[Required action]:
Every line containing the string "Master" should be returned from the records.

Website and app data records
• • •
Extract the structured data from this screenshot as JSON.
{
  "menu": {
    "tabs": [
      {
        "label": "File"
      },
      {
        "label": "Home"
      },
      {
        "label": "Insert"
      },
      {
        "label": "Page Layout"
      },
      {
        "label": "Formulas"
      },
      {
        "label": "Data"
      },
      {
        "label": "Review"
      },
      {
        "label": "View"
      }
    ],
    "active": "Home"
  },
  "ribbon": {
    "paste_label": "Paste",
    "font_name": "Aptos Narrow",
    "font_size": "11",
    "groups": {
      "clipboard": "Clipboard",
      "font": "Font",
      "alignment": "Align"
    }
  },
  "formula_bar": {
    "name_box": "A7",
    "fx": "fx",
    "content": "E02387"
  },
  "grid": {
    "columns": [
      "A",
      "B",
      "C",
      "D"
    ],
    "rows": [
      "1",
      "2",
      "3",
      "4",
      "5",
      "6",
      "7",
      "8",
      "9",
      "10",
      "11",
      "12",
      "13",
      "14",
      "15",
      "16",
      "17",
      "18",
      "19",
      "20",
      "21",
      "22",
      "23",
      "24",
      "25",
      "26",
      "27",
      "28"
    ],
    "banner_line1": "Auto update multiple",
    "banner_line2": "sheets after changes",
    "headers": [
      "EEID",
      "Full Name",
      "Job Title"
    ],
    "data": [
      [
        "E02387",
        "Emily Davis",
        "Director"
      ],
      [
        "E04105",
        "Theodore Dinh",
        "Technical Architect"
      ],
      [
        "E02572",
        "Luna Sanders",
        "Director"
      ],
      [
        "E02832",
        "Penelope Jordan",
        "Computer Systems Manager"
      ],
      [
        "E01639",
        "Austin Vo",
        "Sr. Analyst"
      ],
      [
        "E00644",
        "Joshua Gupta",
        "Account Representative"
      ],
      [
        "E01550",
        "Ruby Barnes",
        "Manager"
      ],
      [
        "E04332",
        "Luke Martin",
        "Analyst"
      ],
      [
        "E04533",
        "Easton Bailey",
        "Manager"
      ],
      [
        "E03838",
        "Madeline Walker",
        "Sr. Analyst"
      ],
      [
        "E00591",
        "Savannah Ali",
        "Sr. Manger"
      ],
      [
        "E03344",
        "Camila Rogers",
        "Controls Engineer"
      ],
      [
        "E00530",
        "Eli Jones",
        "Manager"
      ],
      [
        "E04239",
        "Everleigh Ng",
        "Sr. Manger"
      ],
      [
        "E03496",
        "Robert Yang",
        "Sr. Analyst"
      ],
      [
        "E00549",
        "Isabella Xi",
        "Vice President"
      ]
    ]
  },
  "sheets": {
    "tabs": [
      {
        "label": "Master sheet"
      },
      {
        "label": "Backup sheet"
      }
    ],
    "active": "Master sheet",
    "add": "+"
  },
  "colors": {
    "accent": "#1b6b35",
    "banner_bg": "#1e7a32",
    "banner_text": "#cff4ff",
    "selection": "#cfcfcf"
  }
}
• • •
[Solution for this problem]:
        "label": "Master sheet"
    "active": "Master sheet",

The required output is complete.